For a REST API against which clients would be writing non-browser based, non-interactive applications, if OAuth2 is the authentication mechanism to be followed, then we would use the client credentials grant type for the authentication. Would that be the correct choice, and if so, how is it better than some other authentication mechanisms like Http basic/digest, or certification based mutual authentication?
OAuth is an authorization protocol, not an authentication protocol. Its role is not to tell you who is at the other end of the wire, but what that person can do. It so happens that OAuth can be abused into an authentication system: this is called OpenID Connect. The idea is that in order to give you authorization information (is the client allowed to do this or that ?), the OAuth server must first make sure of the identity of the client (who are we talking about ?); OpenID Connect is about reusing that inner authentication protocol ("if the OAuth server granted access, then, in particular, the OAuth server authenticated the client, and we have faith in the protocol used by the OAuth server, whatever it is").
If you do not have faith in what the OAuth server does to authenticate clients, then you can use other authentication methods such as passwords or client certificates. In that case, your server does the authentication, and then talks to the OAuth server: "I have Bob online, what is he allowed to do ?".
The question then boils down to: is the authentication layer in the OAuth server appropriate for your situation, or not ? This is up to you to decide. IF you decide to do the authentication yourself, then there are several methods with various characteristics. Which one is the best depends on the context; only a few remarks can be made in a generic way:
- Whatever you do, use SSL. This is necessary to ensure that the authentication and authorisation you perform really applies, in a not-alterable way, to whatever requests the client subsequently sends to you.
- Since you use SSL, don't do HTTP digest; use HTTP basic instead. SSL offers a much better protection than what HTTP digest offers (when compared to HTTP basic); and HTTP digest is not compatible with proper password server-side storage mechanisms (bcrypt...).
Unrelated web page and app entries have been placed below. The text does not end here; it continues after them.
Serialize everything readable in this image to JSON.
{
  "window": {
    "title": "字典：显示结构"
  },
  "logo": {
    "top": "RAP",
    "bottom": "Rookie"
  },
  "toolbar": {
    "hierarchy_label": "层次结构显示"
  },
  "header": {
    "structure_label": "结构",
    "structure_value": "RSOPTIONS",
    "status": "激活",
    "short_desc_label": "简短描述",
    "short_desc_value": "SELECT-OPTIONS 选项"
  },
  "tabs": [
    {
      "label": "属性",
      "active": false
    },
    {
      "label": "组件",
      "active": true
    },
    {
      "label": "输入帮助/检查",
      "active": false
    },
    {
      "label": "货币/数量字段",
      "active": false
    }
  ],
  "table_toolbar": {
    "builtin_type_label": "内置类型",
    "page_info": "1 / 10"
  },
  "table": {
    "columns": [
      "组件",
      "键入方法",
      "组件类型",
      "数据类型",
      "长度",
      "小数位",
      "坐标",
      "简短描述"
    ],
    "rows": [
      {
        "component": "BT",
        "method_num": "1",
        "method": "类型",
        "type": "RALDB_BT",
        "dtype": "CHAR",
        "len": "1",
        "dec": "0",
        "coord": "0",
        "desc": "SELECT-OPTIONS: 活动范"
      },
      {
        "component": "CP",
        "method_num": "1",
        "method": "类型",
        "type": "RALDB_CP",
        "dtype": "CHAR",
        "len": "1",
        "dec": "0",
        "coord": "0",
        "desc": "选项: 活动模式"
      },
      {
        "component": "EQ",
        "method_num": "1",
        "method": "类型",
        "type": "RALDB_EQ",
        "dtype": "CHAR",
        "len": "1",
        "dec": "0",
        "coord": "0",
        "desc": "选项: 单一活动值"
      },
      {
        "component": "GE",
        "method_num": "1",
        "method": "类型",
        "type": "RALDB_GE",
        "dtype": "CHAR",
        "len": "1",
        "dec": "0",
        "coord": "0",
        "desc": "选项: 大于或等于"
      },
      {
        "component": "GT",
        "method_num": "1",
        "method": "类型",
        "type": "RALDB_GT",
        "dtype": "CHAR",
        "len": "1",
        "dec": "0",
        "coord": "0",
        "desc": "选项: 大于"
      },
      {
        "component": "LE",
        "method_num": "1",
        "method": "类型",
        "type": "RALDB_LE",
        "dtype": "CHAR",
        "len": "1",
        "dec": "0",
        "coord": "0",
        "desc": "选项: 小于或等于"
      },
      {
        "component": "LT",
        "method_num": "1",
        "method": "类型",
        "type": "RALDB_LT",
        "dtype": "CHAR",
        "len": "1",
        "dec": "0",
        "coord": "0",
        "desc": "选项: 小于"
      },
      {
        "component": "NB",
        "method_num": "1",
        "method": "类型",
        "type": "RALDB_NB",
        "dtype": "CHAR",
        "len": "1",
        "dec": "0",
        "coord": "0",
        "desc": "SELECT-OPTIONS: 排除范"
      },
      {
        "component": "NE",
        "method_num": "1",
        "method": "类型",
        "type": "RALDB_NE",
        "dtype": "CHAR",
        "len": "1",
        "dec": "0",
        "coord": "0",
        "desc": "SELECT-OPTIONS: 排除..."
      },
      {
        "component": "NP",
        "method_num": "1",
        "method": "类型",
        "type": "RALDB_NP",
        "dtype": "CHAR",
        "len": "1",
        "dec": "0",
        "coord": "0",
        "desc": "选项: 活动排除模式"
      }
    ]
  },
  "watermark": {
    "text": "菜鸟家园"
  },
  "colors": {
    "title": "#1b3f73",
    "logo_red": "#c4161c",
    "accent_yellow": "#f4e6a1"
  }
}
- Client certificates are more complex for users, and make sense mostly when the authentication and the identity management are done by separate entities. If you just want to authenticate your users for your server, then certificates are overkill and probably not a good idea.